Laurie Friedman's "Angel Girl," a children's book inspired by Rosenblat, was pulled Tuesday by the Lerner Publishing Group. President and publisher Adam Lerner said in a statement that the Minneapolis-based company had been misled by Rosenblat and his wife, Roma.

"We are dismayed to learn about Herman and Roma Rosenblat's recantation of part of their Holocaust survival story," Lerner said. "While this tragic event in world history needs to be taught to children, it is imperative that it is done so in a factual way that doesn't sacrifice veracity for emotional impact."

Friedman, whose other books include the popular "Mallory" series, said in a statement issued through Lerner that the Rosenblats had reviewed her manuscript and assured her of its accuracy.

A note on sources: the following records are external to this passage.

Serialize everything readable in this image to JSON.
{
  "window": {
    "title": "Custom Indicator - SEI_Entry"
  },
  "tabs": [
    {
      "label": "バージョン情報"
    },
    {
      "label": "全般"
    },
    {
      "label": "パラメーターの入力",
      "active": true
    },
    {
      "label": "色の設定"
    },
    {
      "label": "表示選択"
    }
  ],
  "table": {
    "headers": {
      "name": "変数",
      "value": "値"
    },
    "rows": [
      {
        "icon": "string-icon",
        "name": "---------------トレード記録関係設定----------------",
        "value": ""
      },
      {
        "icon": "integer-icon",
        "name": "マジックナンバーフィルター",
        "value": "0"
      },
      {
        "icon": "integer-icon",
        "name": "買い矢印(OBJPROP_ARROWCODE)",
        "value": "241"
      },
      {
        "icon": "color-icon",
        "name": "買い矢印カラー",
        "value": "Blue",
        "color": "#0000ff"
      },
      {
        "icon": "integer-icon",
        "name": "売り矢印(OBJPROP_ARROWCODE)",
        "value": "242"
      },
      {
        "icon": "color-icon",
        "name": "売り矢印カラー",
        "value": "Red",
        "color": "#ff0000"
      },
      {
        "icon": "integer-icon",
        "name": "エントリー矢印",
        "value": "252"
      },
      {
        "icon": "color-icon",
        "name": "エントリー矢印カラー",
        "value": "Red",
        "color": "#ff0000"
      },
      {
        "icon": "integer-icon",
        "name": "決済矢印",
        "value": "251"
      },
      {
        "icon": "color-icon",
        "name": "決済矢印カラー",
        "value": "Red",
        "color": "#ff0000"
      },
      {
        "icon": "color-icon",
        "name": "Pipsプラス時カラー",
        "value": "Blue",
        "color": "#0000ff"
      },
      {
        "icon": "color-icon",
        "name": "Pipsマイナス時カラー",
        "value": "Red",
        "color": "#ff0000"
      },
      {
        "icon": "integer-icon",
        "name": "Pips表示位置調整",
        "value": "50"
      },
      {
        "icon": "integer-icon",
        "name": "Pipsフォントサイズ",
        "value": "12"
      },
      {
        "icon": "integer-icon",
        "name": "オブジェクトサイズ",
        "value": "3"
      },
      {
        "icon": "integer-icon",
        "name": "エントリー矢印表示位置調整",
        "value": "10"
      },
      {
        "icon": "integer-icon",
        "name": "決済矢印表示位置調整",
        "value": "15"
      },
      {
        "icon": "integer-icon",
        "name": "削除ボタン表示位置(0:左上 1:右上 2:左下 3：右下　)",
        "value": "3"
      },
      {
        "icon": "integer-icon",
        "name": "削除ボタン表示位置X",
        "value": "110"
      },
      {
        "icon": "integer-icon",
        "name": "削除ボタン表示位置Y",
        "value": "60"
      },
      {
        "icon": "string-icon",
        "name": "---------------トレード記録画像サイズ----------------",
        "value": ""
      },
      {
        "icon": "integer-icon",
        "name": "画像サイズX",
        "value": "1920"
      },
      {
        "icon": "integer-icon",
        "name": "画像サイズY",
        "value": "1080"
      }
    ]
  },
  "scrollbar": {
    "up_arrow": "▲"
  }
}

"I wanted to find a way to share what I felt was an important and inspiring message for children," Friedman said. "My goal in writing `Angel Girl' was to communicate that even in the darkest of times, no one should give up hope.

"Unfortunately, I, like many others, am disappointed and upset to now learn of Herman's fabrications."

Lerner Publishing is offering refunds for returned copies of the book, which had a list price of $16.95. About 2,000 copies had been sold, according to Nielsen BookScan, which tracks about 70 percent of industry sales.

Rosenblat, 79, and a resident of North Miami Beach, Fla., last weekend acknowledged fabricating his story of how he met his wife, to whom he has been married for 50 years. His own memoir, "Angel at the Fence," scheduled for release in February, was quickly canceled by Berkley Books, an imprint of Penguin Group (USA).

Rosenblat, a prisoner at a sub-camp of Buchenwald in the 1940s, had charmed the world for years with his story of meeting a young girl who would throw him apples and bread from the other side of a barbed-wire fence. Rosenblat appeared twice on Oprah Winfrey's television talk show, and was a popular speaker and interview subject.

But scholars doubted Rosenblat, noting that the alleged meeting area at the camp was next to the SS barracks. Numerous inconsistencies were raised recently by The New Republic.

"To all who supported and believed in me and this story, I am sorry for all I have caused to you and every one else in the world," Rosenblat said in a statement released Sunday through his agent, Andrea Hurst.

At least one Rosenblat project is still on: A feature film based on his life that is to begin filming next year. Producer Harris Salomon of Atlantic Overseas Pictures says the movie may refer to why the Rosenblats apparently "fabricated elements of their wartime love story."

On Tuesday, Salomon said he also hopes to find a publisher for a novelization of the film's screenplay. Atlantic "will ensure the publication of the book whether or not a publisher steps forward," he said.

Winfrey's office, meanwhile, has yet to comment, although the Rosenblats remain on her Web site, , where their relationship is labeled "the single greatest love story, in 22 years of doing this show, we've ever told on the air." http://www.oprah.com